== Supplied information

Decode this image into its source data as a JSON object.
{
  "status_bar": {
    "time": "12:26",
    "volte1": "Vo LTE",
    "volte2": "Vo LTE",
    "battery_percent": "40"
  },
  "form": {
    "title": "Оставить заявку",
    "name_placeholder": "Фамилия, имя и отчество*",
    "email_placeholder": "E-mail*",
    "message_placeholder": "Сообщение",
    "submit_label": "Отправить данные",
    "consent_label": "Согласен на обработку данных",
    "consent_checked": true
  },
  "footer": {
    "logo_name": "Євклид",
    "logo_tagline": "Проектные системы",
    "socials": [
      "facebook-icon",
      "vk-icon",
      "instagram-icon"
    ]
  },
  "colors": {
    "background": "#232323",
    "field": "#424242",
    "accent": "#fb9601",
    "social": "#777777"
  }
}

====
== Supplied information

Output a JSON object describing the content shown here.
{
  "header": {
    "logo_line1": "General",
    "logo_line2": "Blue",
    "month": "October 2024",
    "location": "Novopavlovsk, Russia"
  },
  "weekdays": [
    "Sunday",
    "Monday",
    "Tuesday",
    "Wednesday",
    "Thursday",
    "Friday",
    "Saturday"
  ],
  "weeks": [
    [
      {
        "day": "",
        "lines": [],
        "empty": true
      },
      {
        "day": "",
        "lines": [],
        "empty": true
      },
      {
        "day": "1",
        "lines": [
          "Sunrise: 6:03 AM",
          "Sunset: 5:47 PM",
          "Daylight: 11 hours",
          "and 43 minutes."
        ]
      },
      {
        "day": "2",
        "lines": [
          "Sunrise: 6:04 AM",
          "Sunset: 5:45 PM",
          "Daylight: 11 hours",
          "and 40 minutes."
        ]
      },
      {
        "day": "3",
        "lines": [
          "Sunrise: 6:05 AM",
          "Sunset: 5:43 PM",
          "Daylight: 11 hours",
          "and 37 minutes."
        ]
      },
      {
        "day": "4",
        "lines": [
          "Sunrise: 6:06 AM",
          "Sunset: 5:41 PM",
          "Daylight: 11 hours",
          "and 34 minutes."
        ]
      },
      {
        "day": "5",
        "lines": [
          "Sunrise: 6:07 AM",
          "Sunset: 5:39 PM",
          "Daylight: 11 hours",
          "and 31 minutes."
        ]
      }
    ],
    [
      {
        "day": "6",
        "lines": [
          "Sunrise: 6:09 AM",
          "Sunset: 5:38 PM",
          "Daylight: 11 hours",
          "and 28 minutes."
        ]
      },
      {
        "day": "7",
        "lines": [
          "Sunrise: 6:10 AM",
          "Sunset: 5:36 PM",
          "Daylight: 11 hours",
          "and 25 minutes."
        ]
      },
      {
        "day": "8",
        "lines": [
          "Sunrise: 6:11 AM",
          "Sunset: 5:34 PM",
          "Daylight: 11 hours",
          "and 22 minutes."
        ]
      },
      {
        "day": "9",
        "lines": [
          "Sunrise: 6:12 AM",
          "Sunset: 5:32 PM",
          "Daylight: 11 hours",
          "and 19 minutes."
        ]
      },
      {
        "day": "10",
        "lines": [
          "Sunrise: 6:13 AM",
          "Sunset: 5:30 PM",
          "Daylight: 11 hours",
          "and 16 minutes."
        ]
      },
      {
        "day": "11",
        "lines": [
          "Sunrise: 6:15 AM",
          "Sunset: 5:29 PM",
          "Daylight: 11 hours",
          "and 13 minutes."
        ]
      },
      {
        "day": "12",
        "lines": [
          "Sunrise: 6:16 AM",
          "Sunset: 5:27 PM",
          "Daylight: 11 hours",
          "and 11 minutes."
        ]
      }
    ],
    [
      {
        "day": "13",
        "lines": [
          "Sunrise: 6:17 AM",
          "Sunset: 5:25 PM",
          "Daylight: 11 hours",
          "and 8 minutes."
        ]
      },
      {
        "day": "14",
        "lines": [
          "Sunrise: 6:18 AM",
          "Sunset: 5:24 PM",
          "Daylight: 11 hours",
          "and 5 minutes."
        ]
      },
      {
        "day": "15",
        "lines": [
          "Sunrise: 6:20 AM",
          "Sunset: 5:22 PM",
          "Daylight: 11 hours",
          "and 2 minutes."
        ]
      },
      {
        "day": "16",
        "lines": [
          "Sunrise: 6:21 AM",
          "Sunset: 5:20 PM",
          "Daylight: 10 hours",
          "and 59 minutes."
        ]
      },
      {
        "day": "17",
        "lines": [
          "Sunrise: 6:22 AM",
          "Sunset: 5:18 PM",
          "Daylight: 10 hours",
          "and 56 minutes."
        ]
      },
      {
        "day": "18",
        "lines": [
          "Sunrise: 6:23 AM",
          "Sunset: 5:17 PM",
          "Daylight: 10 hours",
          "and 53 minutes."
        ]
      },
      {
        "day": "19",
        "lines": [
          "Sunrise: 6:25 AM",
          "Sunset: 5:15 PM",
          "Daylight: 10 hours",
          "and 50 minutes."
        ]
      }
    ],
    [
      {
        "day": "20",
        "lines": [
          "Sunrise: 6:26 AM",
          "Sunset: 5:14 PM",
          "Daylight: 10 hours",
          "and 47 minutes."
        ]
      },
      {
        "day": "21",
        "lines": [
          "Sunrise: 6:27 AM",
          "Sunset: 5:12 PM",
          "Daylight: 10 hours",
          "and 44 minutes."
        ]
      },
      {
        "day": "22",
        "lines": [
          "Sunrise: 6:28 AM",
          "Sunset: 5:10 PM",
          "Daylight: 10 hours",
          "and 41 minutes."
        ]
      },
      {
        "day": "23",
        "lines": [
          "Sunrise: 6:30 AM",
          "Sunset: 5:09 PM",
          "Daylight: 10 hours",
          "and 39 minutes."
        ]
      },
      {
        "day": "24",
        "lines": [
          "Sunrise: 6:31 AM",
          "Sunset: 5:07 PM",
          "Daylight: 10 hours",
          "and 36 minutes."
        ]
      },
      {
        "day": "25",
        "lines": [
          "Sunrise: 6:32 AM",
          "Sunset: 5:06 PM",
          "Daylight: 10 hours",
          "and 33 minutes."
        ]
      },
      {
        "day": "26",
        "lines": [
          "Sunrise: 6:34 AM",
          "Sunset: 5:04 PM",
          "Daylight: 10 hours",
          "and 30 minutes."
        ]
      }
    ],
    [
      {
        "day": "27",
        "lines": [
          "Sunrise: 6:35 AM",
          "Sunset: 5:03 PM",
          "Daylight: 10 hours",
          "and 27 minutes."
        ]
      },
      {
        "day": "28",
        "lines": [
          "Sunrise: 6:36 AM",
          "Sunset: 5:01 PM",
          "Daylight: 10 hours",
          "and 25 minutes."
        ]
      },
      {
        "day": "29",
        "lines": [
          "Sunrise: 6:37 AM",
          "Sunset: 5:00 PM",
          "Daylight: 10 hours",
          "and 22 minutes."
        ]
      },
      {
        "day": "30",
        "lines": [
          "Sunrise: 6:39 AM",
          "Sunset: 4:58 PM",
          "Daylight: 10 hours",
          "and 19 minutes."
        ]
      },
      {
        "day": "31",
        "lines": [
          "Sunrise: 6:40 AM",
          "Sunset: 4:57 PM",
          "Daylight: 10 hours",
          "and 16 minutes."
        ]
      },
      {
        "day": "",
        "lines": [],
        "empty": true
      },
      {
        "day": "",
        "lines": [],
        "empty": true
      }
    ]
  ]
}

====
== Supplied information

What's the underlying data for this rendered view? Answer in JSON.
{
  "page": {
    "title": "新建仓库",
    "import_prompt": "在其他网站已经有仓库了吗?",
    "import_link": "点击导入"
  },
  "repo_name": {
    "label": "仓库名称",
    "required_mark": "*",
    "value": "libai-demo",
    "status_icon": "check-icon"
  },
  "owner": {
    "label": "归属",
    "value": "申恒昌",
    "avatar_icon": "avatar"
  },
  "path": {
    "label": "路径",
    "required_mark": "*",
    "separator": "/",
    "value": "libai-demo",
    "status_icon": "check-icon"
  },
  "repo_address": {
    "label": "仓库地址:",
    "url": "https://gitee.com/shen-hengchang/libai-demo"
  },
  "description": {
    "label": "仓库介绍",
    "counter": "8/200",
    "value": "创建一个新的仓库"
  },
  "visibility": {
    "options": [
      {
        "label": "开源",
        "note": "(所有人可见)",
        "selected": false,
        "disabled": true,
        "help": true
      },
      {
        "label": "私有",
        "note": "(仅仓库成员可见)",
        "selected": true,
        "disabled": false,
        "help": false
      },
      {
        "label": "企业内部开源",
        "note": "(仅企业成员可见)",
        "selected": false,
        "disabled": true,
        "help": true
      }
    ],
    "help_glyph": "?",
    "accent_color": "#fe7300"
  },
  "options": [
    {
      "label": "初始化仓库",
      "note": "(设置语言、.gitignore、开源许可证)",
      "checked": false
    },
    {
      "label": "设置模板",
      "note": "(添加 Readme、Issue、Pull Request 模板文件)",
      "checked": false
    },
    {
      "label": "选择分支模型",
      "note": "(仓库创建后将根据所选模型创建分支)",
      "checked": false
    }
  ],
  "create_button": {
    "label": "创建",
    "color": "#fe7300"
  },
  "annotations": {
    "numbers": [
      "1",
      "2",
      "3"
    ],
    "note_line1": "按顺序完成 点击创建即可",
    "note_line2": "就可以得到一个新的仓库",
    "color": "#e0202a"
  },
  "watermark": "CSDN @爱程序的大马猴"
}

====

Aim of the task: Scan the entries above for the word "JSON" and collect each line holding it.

Result for this task:
Decode this image into its source data as a JSON object.
Output a JSON object describing the content shown here.
What's the underlying data for this rendered view? Answer in JSON.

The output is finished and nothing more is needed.